While testing a fabulous apple tart recipe – which you should be seeing in the near future – I came across a technique that we used often at the restaurant but I have since forgotten.
Dulce de Leche.
One bite of the impossibly creamy and almost pudding like caramel had me regretting all those missed opportunities of consumption then correcting my mistake by stocking my shelves with cans of sweetened condensed milk.
Dulce de Leche is simply sweetened milk cooked down to a thickened, caramel-like sauce. Chez Pim and Alton Brown have recipes that make this irresistable sauce in the traditional manner by taking a large quantity of both milk and sugar (and vanilla) and slowly cooking it down.
I am very often a traditionalist – taking the slow route to achieve the best possible result.

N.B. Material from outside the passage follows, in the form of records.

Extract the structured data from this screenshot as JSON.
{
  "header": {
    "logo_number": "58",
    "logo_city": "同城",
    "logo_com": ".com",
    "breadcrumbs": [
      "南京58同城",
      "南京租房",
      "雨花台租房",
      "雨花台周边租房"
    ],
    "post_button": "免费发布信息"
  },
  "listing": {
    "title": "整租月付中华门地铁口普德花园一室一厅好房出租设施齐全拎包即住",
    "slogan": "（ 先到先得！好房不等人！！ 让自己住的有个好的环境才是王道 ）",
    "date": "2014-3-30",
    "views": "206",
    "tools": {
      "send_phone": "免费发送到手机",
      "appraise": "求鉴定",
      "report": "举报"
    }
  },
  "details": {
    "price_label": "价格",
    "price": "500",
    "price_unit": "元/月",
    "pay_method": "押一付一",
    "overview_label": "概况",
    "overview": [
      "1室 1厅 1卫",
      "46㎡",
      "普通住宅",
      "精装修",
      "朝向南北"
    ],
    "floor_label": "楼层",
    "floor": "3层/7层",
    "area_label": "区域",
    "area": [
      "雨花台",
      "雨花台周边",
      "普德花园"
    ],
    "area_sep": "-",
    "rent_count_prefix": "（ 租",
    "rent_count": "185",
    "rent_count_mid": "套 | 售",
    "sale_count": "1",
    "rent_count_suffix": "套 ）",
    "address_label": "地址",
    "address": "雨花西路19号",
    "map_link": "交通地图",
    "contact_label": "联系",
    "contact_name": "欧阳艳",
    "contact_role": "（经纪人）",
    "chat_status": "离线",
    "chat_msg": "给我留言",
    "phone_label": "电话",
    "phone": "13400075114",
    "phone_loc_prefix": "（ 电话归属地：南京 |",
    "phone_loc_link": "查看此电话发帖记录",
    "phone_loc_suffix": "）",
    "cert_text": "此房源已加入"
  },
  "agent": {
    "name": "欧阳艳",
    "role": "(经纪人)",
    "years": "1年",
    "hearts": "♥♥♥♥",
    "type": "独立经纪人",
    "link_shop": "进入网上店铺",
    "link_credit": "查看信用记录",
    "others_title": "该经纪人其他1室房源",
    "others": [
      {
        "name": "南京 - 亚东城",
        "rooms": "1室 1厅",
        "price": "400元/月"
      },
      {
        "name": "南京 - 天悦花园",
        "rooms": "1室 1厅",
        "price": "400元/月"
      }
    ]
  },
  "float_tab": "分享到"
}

And while I do intend to make Dulce de Leche in the traditional manner very soon I just couldn’t wait a moment longer to tell you about this almost-laughably easy method of making Dulce de Leche.
This may very well be the easiest recipe I will ever write.
In a large pan, completely submerge the can of sweetened condense milk in water. Make sure it is covered by at least one inch of water and remains covered throughout the entire process – this is VERY important otherwise it could explode. Cover the pan with a lid and bring to a boil. Reduce heat and simmer for three hours. Continually check to make sure the can is completely covered with water.
There are dozens of recipes that can help you utilize your Dulce de Leche but my current favorite application is to take slices of fresh picked tart apples, such as Zestar or Sunrise and submerge those into the sweet caramel. If you are like me one bite will have you whisked away to a dreamland where they serve the most incredible caramel apples you have ever tasted only to abrubtly return from your dream-like state by the urging of your 3 year old to share.